Had a great talk the other day with Hal Gregersen, one of the co-authors of the book The Innovator’s DNA. If you haven’t read the book, I recommend it highly: It analyzes the five essential skills that great innovators seem to share (based on thousands of interviews with business executives, including highly creative leaders like Amazon’s Jeff Bezos).
Of course, the reason I’m most interested in the book is that one of those five skills—indeed, the one that is arguably most important because it “turbo-charges” all the others, according to the authors—is questioning. The book has a full chapter on questioning in business, and here are a few of the more interesting points:
- For leaders of companies to question well, they must have a “combination of self-esteem and humility.” Meaning, they must have enough confidence that they’re willing to appear naïve or stupid, yet also “be humble enough to learn from anyone, even people who supposedly know less than they do.”
- Innovators tend to ask “what if” questions that either impose or eliminate constraints. (An example of imposing constraints: What if we could only charge one dollar for our product—what would we do differently? And as for eliminating constraints, as Steve Jobs used to say to his engineers: What if money was no object? How would you then design the product?)
- Disruptive innovators, according to the authors’ studies, tend to have a high “Q/A ratio”—meaning their questions usually outnumber their answers.
Gregersen, who also consults with top companies and is a business professor at INSEAD, has remained fascinated with questions since completing the book. In our talk, he told me about an interesting and ambitious project he’s currently launching, known as the 4/24 program. The idea is, if everyone in the world spent just 4 minutes a day writing down their questions about problems that deeply matter to them (or to their companies, communities, or to the world at large), it would add up to 24 hours of questioning, per person, over the course of a year.

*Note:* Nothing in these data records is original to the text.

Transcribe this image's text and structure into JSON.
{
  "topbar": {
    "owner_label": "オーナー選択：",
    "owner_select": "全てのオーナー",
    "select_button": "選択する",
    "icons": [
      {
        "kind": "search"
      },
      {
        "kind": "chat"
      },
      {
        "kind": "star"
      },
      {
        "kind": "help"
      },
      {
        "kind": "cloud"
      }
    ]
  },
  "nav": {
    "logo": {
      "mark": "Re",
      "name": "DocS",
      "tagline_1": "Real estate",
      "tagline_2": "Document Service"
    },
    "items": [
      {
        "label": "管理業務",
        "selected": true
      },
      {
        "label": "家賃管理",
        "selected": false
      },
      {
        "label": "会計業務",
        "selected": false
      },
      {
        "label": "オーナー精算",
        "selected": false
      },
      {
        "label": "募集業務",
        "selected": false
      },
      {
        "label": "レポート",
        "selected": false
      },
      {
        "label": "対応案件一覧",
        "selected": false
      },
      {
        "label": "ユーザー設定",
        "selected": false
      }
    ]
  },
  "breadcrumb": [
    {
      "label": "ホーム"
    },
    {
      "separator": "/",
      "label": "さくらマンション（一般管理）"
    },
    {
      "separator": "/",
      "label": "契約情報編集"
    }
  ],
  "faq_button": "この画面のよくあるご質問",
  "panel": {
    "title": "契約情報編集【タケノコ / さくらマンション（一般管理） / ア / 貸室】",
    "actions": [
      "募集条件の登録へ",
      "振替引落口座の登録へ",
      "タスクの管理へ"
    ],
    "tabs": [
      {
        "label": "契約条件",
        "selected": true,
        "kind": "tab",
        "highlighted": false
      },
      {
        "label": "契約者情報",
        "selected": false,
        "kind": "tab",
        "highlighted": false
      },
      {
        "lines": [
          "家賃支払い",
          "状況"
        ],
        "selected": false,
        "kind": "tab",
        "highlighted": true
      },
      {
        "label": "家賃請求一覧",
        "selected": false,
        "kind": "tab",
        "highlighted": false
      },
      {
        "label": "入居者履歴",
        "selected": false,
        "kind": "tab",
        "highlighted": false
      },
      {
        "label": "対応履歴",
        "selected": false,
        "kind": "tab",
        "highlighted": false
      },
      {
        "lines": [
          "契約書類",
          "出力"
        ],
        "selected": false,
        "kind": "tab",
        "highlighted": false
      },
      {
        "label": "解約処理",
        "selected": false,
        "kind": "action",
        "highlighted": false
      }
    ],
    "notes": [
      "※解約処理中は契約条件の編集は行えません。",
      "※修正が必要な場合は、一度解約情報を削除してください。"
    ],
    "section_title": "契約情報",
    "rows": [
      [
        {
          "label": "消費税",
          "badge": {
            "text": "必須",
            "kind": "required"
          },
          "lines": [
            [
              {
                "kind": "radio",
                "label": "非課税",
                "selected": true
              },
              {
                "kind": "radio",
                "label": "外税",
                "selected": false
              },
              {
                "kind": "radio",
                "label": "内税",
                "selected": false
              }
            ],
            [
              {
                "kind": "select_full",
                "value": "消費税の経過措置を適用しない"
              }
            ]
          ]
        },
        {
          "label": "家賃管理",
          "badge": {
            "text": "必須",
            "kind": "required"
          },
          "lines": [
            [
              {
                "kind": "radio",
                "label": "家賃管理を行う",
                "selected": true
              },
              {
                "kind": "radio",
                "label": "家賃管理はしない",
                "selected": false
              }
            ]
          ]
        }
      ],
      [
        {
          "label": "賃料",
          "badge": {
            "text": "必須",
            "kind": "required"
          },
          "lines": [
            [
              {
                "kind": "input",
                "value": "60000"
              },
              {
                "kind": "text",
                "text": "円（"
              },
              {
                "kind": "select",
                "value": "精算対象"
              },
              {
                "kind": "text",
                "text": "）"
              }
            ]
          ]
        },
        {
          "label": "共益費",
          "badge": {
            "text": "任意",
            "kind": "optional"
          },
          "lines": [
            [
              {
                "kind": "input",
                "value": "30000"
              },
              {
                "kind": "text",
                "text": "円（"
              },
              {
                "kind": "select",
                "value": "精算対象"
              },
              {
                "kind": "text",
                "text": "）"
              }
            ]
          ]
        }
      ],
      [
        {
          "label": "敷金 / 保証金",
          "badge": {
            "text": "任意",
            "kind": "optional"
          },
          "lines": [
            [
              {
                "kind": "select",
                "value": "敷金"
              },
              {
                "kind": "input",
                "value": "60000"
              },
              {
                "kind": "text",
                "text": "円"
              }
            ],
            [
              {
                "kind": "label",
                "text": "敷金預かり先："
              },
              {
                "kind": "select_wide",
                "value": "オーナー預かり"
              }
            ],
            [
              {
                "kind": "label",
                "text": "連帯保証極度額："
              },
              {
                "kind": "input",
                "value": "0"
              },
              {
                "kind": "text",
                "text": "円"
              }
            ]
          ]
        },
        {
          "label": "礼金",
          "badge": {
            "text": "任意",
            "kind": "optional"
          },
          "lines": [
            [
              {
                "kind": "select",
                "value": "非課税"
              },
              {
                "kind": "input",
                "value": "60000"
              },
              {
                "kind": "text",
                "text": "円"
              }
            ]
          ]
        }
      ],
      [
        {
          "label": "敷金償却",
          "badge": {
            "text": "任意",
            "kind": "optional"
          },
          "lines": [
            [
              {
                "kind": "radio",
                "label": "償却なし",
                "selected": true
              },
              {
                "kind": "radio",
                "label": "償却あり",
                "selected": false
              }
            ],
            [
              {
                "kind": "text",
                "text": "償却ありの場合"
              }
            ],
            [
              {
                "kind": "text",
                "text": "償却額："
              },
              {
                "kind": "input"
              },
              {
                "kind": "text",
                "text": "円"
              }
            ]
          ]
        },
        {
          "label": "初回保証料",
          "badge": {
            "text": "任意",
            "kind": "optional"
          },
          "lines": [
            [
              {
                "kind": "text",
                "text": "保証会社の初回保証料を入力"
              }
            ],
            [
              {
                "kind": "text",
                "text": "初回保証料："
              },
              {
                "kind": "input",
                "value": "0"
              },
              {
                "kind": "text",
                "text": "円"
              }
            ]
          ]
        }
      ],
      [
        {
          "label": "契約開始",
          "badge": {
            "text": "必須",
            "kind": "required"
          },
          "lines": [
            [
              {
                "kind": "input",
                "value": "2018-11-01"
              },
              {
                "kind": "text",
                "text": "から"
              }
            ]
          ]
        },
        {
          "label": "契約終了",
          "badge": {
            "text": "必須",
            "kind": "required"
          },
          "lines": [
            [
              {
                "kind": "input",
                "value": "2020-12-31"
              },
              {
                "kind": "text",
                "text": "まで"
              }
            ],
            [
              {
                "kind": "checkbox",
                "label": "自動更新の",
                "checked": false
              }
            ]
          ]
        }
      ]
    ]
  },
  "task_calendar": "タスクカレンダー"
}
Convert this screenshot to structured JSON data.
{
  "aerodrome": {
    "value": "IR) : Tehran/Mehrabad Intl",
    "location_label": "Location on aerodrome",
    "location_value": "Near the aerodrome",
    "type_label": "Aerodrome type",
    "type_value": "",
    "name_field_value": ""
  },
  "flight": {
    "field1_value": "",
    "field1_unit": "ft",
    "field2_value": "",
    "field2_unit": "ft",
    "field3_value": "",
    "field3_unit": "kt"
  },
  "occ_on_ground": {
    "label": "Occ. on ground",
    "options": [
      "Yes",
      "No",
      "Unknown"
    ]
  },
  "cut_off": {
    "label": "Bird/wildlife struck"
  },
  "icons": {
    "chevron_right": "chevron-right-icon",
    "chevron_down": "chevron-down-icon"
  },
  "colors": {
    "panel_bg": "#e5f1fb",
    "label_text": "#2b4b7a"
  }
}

But more importantly, Gregersen believes, it would encourage us to focus more on formulating good questions and help us get better at it—a skill that “could be passed on as a legacy to the next generation.” Gregersen will be debuting the 4/24 website soon (I’ll keep AMBQ readers posted on that) and hopes it will become a space where people can learn about questioning, share stories, and even tackle real-world issues and problems, using questioning as a primary tool.